[[ Supplied material open ]]

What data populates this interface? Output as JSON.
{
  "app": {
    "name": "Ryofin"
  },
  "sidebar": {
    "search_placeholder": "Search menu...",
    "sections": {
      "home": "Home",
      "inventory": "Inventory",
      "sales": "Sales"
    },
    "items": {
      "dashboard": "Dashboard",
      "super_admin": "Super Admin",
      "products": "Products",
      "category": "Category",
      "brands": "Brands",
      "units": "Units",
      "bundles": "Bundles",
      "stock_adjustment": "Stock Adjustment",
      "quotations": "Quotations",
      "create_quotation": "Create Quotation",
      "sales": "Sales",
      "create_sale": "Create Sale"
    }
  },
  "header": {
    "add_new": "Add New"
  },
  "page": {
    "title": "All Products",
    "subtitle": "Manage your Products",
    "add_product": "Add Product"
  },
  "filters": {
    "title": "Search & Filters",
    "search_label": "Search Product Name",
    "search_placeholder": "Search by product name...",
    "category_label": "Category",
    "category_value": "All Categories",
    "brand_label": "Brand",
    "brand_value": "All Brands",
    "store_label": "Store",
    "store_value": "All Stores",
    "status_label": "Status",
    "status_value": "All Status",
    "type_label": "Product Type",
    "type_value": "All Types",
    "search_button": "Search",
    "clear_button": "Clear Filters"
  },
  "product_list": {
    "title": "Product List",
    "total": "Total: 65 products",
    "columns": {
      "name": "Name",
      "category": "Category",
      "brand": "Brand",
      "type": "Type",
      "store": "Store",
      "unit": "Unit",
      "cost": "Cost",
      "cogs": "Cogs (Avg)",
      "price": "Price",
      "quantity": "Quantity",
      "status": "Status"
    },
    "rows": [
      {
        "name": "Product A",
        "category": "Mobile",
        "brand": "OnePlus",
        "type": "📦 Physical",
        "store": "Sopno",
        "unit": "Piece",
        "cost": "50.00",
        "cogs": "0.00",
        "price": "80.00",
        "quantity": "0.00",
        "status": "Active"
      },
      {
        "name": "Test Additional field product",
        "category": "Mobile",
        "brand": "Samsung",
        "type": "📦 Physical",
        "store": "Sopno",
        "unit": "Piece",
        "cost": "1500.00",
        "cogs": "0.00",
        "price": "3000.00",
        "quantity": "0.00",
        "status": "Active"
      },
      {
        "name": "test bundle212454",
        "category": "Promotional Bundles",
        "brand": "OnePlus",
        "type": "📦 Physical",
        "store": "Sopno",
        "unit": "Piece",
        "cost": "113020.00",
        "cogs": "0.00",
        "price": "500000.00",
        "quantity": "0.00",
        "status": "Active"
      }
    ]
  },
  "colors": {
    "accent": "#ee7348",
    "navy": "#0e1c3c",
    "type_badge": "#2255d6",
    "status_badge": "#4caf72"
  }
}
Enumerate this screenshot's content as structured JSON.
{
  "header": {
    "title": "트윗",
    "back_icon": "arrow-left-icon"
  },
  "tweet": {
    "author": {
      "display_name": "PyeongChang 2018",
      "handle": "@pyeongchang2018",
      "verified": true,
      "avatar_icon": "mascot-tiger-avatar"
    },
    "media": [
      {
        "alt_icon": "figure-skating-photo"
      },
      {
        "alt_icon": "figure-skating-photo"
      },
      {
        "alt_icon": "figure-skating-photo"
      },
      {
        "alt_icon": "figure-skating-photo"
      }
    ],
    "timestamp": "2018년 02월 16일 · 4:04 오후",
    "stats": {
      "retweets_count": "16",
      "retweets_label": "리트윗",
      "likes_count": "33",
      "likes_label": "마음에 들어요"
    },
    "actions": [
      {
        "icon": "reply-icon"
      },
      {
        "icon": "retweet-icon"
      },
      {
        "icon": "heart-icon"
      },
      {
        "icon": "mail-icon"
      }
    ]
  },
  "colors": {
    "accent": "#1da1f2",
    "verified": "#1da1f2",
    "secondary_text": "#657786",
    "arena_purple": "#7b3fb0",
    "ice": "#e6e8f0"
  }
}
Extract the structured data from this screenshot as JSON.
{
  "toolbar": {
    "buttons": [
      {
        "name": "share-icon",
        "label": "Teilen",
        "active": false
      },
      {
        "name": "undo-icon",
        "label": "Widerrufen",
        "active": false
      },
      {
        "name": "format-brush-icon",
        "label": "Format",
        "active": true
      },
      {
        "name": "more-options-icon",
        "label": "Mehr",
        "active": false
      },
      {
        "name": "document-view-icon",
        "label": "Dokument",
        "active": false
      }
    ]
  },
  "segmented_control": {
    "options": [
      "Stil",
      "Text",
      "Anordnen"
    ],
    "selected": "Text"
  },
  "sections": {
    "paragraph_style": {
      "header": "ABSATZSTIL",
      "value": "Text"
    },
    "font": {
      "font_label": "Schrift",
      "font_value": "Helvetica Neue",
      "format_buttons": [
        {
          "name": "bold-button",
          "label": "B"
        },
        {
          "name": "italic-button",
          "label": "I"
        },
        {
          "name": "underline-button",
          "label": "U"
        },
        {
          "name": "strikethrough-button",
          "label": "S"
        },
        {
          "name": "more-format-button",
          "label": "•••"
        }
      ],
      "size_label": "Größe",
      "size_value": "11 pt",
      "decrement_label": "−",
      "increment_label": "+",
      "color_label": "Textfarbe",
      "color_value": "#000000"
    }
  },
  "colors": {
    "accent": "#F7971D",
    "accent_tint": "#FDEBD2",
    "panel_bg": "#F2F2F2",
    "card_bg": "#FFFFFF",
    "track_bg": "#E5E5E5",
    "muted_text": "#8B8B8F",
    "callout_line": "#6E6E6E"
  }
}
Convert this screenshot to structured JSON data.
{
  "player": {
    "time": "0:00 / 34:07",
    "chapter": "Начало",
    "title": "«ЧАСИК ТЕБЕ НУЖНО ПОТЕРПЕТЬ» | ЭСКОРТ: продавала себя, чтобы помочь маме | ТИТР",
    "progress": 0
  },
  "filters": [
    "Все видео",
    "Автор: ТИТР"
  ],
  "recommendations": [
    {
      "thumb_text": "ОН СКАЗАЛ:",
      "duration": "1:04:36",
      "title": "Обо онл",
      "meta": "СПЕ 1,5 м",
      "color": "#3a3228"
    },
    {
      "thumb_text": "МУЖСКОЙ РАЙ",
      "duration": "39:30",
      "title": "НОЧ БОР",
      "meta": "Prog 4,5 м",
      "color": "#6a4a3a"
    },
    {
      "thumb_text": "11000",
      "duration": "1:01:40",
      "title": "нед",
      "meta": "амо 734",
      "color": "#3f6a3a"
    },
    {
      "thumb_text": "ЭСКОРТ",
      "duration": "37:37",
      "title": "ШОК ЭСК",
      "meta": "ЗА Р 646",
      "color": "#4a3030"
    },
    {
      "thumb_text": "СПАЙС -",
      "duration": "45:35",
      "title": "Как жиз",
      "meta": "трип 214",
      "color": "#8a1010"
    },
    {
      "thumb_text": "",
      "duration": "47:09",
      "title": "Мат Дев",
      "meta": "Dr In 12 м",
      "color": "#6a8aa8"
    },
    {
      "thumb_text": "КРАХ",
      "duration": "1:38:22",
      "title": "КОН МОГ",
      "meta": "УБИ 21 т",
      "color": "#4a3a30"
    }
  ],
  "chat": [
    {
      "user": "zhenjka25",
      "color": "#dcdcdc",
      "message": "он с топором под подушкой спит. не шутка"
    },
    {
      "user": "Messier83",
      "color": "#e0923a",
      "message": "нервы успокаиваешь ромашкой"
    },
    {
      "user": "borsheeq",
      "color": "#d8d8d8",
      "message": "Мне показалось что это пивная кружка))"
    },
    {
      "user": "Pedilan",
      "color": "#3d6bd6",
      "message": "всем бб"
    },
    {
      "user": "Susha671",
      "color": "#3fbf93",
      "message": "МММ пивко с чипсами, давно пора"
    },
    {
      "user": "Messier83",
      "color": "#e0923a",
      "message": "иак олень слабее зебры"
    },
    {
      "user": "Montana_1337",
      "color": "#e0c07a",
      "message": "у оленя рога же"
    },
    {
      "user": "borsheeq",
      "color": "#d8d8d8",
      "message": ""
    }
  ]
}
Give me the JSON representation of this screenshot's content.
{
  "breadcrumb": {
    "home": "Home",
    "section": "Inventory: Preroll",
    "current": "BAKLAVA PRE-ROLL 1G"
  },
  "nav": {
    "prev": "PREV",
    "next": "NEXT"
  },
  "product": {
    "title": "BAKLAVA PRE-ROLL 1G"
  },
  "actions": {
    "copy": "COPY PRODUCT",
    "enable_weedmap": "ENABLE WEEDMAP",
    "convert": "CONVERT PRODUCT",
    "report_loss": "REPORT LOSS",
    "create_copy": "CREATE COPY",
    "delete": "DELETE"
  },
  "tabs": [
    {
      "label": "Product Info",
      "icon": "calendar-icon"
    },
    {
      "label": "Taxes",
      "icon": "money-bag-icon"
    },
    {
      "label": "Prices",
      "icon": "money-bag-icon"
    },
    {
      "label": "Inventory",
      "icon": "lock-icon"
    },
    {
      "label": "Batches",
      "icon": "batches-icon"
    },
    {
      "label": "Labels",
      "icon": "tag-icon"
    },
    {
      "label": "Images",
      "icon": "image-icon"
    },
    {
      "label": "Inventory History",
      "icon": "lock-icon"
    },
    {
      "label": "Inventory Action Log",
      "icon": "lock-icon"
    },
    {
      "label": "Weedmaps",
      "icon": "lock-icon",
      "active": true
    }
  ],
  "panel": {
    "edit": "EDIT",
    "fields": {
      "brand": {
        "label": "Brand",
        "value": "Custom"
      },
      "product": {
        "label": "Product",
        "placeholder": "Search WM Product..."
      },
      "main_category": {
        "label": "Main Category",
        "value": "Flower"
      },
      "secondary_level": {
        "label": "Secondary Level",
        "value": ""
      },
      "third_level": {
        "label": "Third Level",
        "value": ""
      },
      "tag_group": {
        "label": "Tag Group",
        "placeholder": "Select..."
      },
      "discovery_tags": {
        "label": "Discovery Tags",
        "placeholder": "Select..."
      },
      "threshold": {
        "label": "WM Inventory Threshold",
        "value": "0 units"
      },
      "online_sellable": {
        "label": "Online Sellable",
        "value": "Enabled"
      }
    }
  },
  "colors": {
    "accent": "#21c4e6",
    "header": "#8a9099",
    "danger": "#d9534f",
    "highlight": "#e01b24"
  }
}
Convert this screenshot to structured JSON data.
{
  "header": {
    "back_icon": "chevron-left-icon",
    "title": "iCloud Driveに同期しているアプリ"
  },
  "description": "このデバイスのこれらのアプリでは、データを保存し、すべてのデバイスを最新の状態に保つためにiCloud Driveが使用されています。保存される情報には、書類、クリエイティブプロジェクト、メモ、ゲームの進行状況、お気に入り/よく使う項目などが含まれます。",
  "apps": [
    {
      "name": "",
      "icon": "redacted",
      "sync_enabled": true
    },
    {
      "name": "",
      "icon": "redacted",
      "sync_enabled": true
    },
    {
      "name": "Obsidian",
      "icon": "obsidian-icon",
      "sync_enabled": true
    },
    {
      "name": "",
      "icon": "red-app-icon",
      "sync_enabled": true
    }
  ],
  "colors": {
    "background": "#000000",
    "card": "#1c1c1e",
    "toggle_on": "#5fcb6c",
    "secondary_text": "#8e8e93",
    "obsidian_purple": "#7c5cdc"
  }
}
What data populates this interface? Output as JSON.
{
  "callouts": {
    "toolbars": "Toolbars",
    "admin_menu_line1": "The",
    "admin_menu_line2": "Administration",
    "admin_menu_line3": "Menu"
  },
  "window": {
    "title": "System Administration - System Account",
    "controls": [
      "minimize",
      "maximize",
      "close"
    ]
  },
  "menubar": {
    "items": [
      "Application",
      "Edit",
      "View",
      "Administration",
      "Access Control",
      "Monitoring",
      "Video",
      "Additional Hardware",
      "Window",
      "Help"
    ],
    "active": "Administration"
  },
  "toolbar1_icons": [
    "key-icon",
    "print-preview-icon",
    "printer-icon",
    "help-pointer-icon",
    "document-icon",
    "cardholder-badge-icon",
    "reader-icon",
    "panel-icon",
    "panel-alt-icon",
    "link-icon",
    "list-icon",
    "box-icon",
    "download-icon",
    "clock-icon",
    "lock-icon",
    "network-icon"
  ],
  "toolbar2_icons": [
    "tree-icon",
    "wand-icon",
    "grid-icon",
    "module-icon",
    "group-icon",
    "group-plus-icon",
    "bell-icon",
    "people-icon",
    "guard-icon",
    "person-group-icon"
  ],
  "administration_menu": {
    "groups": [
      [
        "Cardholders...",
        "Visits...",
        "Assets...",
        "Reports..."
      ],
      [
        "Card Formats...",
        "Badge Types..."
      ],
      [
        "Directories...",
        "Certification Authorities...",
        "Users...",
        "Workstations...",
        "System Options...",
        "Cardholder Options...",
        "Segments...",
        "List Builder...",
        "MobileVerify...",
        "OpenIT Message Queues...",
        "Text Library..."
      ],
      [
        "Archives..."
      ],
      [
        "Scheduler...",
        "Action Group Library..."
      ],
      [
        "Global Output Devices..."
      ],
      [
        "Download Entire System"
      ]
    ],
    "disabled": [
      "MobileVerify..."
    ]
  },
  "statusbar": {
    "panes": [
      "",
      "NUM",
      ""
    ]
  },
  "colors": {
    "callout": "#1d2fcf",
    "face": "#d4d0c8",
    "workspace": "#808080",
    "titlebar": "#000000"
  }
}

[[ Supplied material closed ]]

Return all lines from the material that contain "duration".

**Task result:**
      "duration": "1:04:36",
      "duration": "39:30",
      "duration": "1:01:40",
      "duration": "37:37",
      "duration": "45:35",
      "duration": "47:09",
      "duration": "1:38:22",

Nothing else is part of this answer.